This surging and bubbling and irrevocable second will grow dusty and gray and dim as soon as I write it.
It is noon on South Street in Philadelphia. It is a Monday; it’s a day, just a day like any other. It is an hour, a second; a moment in time. The sun is shining with the ferocity of an Indian summer - startling this late November day with a heat it should no longer possess. I am sitting in one of those deliciously small and eclectic coffee shops on the very edge of the city - steam from my (skimmed) latte making swirls and coalescing magnificently with the diluted haze of the sun. A frantic, but also a strangely calm place - I feel bound to relax and to write and to wonder.
Nestled on the southern border of center city, South Street reminds me fondly of Camden Town in London, with its bars, vintage stores and vegan eateries. It is a place where art, culture and the man-in-the-street reside side-by-side...’Gosh, it is hot!’... The heavy coral colored sweater I wore here hangs superfluous and limp on the back of my chair, the sun capturing the frays and imperfections of the stitching. And what strikes me in this ‘affective’ moment - this surging and bubbling and irrevocable second, is that this is a fragment, a moment of reflection and appreciation; a moment of pause which will sit docilely and insignificant in my mind - will grow dusty and gray and dim as soon as I write it.
There is beauty, perhaps unutterably so, in this largely deserted street; the busboys and waitresses flitting in and out of the restaurant across from me - hurriedly placing tables outside - outside in this unnatural, cloying heat. It is strange to think, but 5 years from now I will not sense the exactitude of this moment: the way the sunlight hits and refracts off the tall chipped coffee cup in front of me - the way the cream-brown foam sits on the rim melting into nothingness - the sense of frustrated anticipation I feel as I sit here and write or the dusty beats of some 70s rock song droning just-audibly in the distance.
There is a strange feeling of oneness, or perhaps more accurately wholeness, one feels when one is brought so willingly into a “bloom space”. I do not live here. I am not even an American, yet I feel a pulse, a pulse external to my own. It is the feel of being a part of something, of being, for a fractionary moment, ‘affectively’ whole. Indeed “all the world is a bloom space” a series of connections, estrangements and ‘affective wholes’. You may ask why I feel this so acutely, sitting here as I am, in the path of this ominous winter sun. And it is simply the connections, the symbols, the little incidents of life - the graffiti, the more refined artwork - that captures me, incites me.
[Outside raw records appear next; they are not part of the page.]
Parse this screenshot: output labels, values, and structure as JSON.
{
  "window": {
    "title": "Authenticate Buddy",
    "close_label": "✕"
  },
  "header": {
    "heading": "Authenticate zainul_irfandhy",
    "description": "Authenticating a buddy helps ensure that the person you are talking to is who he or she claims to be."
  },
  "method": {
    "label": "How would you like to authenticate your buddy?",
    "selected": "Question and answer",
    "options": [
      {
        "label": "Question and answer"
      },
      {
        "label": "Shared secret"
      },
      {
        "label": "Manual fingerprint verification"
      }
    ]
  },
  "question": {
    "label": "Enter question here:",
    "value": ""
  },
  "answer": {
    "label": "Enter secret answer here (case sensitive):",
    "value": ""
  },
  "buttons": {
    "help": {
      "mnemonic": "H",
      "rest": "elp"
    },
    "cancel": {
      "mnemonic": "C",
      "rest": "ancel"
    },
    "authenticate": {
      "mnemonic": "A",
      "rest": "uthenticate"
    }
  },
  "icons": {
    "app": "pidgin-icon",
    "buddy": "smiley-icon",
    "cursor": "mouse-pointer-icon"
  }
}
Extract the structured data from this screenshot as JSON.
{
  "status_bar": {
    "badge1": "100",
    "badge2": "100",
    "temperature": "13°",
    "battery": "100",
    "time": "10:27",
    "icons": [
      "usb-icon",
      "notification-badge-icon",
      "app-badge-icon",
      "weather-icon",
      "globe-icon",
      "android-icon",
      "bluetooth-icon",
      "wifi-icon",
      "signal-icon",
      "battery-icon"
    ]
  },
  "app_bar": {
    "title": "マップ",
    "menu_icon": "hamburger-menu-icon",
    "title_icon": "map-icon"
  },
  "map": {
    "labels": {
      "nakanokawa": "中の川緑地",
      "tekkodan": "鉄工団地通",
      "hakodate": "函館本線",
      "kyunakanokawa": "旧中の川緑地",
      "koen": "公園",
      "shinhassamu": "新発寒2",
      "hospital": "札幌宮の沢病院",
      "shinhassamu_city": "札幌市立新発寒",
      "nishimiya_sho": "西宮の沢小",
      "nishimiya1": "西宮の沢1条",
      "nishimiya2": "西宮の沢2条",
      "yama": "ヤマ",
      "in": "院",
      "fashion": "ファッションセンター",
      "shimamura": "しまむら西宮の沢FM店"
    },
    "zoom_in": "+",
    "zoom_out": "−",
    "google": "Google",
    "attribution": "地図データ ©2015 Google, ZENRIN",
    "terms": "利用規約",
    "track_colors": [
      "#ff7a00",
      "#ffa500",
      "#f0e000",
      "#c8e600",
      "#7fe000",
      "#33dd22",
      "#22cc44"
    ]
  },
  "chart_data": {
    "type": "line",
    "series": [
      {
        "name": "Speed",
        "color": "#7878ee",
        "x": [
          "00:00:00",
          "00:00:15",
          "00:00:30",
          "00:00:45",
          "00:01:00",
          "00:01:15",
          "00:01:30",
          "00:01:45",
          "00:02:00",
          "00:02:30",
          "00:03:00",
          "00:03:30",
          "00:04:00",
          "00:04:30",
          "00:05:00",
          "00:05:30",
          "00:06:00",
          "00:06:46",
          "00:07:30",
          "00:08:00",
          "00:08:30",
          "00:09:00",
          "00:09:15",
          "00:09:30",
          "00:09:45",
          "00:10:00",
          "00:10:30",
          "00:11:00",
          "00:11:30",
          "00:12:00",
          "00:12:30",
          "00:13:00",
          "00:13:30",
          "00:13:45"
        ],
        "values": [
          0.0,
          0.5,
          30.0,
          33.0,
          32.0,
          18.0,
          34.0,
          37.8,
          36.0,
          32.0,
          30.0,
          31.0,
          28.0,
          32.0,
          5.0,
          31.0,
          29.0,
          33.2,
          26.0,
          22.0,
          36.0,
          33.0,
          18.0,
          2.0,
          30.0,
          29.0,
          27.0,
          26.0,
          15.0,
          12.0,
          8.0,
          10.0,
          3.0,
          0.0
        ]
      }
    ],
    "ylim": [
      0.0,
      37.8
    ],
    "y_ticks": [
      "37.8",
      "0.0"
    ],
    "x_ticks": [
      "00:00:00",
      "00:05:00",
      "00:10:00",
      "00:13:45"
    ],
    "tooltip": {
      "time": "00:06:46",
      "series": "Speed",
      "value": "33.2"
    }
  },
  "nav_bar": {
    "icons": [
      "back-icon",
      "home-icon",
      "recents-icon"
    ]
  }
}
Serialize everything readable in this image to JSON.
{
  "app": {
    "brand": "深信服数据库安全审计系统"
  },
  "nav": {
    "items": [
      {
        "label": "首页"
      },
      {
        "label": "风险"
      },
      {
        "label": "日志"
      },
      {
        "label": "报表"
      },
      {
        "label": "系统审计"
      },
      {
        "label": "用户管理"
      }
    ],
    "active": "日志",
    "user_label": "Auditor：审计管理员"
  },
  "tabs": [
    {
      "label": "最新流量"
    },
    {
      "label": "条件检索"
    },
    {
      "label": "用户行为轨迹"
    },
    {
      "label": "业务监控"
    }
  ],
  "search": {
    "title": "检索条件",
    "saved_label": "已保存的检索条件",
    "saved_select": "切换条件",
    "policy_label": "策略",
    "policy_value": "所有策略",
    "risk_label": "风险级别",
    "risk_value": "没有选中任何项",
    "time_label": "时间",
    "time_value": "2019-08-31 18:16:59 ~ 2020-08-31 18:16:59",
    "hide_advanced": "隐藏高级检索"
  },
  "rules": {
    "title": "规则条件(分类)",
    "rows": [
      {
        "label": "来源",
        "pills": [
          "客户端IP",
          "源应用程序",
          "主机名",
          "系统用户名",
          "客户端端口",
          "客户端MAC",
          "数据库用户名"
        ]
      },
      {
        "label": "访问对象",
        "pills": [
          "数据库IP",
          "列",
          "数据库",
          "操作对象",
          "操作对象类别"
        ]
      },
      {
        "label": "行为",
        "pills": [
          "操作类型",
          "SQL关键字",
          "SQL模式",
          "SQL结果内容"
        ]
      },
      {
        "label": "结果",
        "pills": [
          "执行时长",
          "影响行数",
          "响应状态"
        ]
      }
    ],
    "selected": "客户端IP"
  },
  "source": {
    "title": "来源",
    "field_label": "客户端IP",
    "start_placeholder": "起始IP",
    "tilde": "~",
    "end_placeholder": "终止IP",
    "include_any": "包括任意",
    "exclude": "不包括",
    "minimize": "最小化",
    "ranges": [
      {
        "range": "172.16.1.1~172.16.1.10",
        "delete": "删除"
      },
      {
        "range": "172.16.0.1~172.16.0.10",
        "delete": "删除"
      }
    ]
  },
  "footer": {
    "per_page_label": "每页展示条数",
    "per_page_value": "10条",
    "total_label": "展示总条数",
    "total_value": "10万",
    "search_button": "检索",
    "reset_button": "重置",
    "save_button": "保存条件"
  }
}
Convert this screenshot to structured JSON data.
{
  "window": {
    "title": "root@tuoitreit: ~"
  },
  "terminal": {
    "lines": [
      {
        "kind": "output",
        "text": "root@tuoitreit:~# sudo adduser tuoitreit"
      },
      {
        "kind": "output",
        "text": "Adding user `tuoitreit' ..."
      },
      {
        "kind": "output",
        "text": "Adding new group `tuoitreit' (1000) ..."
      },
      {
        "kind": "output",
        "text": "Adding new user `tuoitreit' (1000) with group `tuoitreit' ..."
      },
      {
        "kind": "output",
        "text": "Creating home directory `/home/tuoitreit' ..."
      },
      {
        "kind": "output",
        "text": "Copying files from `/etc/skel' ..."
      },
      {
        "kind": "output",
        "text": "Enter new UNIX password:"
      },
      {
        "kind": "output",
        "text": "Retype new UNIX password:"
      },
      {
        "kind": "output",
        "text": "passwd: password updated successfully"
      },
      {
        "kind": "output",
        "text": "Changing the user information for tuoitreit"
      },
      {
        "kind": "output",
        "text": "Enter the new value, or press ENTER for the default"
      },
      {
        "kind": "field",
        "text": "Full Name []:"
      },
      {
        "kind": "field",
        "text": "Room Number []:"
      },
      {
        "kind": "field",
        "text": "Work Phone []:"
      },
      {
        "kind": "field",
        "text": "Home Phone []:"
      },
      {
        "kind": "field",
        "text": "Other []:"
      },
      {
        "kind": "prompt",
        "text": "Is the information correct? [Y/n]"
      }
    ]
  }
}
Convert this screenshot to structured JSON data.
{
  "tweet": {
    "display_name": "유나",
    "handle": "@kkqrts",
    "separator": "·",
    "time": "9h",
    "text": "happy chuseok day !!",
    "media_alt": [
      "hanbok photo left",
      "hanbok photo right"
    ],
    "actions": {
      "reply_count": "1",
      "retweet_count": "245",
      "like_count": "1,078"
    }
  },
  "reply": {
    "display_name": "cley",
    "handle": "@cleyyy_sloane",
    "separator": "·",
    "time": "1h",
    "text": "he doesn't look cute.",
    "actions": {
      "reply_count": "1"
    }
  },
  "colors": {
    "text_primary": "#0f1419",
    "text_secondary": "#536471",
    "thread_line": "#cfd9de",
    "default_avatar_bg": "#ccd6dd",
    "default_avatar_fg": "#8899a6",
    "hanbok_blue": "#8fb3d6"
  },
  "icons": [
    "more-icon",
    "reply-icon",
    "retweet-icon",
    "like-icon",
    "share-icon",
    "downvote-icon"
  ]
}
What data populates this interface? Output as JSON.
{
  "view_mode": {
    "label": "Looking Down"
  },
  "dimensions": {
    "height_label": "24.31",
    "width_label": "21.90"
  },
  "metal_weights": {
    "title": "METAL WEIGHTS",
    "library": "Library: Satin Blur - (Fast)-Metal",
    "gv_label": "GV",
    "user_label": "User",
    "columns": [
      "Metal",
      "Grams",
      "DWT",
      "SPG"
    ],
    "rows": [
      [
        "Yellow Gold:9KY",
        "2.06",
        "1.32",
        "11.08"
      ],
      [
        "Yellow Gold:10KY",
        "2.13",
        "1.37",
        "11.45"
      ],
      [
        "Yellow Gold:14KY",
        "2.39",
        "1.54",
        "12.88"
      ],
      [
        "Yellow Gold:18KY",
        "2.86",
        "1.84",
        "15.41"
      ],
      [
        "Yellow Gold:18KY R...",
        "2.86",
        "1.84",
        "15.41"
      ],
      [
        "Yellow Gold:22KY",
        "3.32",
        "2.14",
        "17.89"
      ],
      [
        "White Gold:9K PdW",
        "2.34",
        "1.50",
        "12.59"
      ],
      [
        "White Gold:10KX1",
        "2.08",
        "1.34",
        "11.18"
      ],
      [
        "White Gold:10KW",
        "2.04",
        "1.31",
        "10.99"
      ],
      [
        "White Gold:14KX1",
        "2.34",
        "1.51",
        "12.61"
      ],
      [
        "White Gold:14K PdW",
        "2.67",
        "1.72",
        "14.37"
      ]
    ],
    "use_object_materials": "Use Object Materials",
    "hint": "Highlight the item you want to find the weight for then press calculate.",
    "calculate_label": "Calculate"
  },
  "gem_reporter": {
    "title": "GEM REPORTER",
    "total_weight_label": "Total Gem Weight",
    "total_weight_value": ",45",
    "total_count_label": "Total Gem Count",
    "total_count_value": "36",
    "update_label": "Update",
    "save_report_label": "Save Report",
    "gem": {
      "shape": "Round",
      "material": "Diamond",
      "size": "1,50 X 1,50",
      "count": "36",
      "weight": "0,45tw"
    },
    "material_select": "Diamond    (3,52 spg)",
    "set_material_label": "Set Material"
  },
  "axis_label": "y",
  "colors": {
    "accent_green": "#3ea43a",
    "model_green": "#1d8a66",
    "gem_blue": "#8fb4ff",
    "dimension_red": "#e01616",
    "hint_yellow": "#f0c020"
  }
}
Accumulated from the trash and the junk of decades, perhaps centuries past, Zagar built his garden from the wreckage he found on and beneath this once derelict plot of land. To call it an installation, though accurate, is, I think, too sterile for such a personal and all-encompassing achievement. For Zagar brought the elements together. He took me, you, the man-in-the-street, the man (or woman) of the past and told their stories. His mosaics, intermingling with used wine bottles and rusted wheels, form a bloom space in which the now - the beating November sun, the sugared steam of my coffee, the soft tread of my boot - may stretch out and touch those lost moments of the past.
It strikes me that what is achieved here, is a connection of fragments - a connection that goes beyond the physical reassembling of broken ceramics. Indeed, almost a century ago T.S Eliot would have had us live in a wasteland of gray sterility, and to a certain extent his forecast was not so very inaccurate. In the metropolis’ of the Western world: in London, New York and even here in Philadelphia, we often refuse to acknowledge one another’s existence, let alone sense some inaudible connection. Yet in this moment, as I sit watching the world outside, as I chew the fresh green salad the waitress just delivered to my table, I sense a wholeness. I sense, as you will too if you ever have the chance to visit Zagar’s magic garden, an inexpressible connection to humanity - a whisper that assures me it is not a wasteland.
by Sarah Wingfield
In her own words:
Sarah is an English major at Haverford College, Pennsylvania. She is 21 and originally from Cambridge, UK. One day she hopes to become a professor of literature, and if she is very lucky, a full time poet.